Taken in the Southwest USA in a slot canyon with a Nikon system.” Parallel Lines” is the first in a series of images shot on film in one of my favorite places in all the world, the slot canyons of the American Southwest. These canyons are unique, gorgeous, magical, and carry a special meaning to the original peoples of the area. As Rulan Tangen wrote in the introduction to my book “Humanlandscapes“…

It is impossible to disentangle human imagery from that of nature–hair as twisted grass, slivers of moon as fingernails, ribs, or arms, fingers as tree branches, feet as roots, eyes as stars, and veins as rivers. The Milky Way was a great female cleft to the Mayans, as the slot canyons are to others–the emergence point of humanity and creation. Where does the land end and self begin–only you can decide.

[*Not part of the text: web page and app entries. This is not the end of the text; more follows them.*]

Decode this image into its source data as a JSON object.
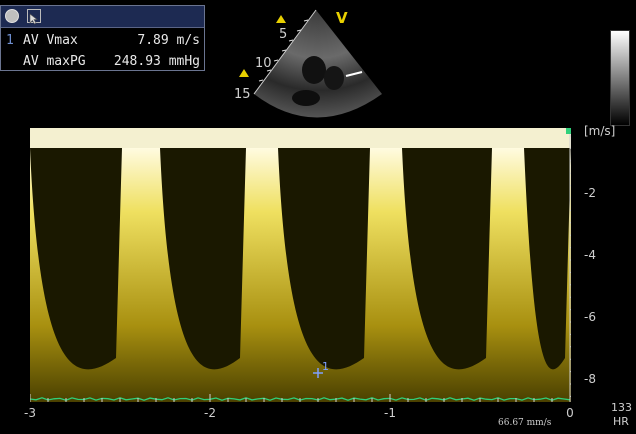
{
  "measurement_panel": {
    "rows": [
      {
        "index": "1",
        "name": "AV Vmax",
        "value": "7.89 m/s"
      },
      {
        "index": "",
        "name": "AV maxPG",
        "value": "248.93 mmHg"
      }
    ]
  },
  "sector": {
    "mode_marker": "V",
    "depth_labels": [
      "5",
      "10",
      "15"
    ]
  },
  "spectrum": {
    "velocity_unit": "[m/s]",
    "velocity_ticks": [
      "-2",
      "-4",
      "-6",
      "-8"
    ],
    "time_ticks": [
      "-3",
      "-2",
      "-1",
      "0"
    ],
    "sweep_speed": "66.67 mm/s",
    "cursor_label": "1"
  },
  "heart_rate": {
    "value": "133",
    "label": "HR"
  },
  "colors": {
    "spectral": "#e8d000",
    "ecg": "#2fd07a",
    "cursor": "#7ea0ff"
  }
}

The process of erosion of the earth’s crust by wind and water over many centuries of time has sculptured the stone into sensuous and feminine lines. One of the largest and most famous of these slot canyons is the “Narrows” in the heart of Zion National Park. Walking into this canyon when the flow from the Virgin River is low in the late summer is truly a religious experience, with the swirling canyon walls soaring hundreds of feet into the sky, and spectacular light cascading brilliant colors everywhere. This beauty is simply too amazing to ignore, and the rewards for finding and exploring theseĀ  varied places are great. There are literally hundreds of smaller slot canyons scattered throughout the Southwest and we will visit several more before moving on to other topics. The forces of nature are visible everywhere in this area, with the water being the most powerful. During the summer, the washes leading into the slots are dry and calm, with little hint as to the raging torrents that can develop with little warning and lead to fatal outcomes for the unwary. There is an IMAX theater just outside of Zion National Park with a fabulous show that will give you a visual tour of some canyons and the power of the storms. If you visit this area, I would highly recommend stopping for this show. It is well worth the time and money.

P. Miller

www.humanlandscapes.com